Description of the task: Among the entries below, find the lines holding "kind" and copy them.

Records supplied:

#####

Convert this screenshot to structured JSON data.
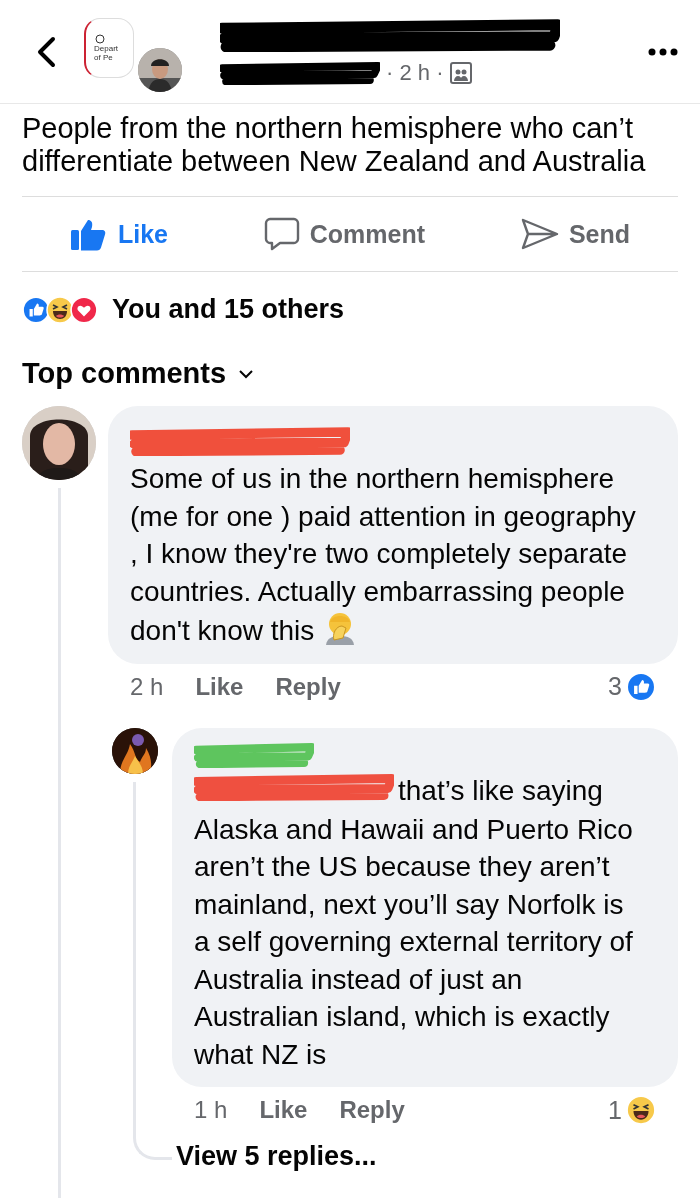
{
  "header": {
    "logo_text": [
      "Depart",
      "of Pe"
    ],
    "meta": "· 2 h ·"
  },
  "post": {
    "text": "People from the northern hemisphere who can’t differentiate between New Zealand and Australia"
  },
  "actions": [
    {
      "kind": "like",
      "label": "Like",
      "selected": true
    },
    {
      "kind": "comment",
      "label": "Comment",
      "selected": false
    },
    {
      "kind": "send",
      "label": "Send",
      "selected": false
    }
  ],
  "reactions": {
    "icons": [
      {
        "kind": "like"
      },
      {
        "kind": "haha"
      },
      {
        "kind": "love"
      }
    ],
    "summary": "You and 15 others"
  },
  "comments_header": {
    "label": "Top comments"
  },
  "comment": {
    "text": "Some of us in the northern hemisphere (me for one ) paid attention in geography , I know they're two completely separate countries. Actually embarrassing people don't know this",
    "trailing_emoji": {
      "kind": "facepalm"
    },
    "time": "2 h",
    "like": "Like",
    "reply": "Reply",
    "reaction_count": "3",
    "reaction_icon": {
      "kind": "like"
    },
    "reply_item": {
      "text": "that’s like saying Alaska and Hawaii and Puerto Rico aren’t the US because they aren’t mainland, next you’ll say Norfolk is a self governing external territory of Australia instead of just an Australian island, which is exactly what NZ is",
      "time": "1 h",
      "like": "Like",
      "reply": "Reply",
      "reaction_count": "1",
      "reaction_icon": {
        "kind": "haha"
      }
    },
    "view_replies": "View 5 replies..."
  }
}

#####

Task solution:
      "kind": "like",
      "kind": "comment",
      "kind": "send",
        "kind": "like"
        "kind": "haha"
        "kind": "love"
      "kind": "facepalm"
      "kind": "like"
        "kind": "haha"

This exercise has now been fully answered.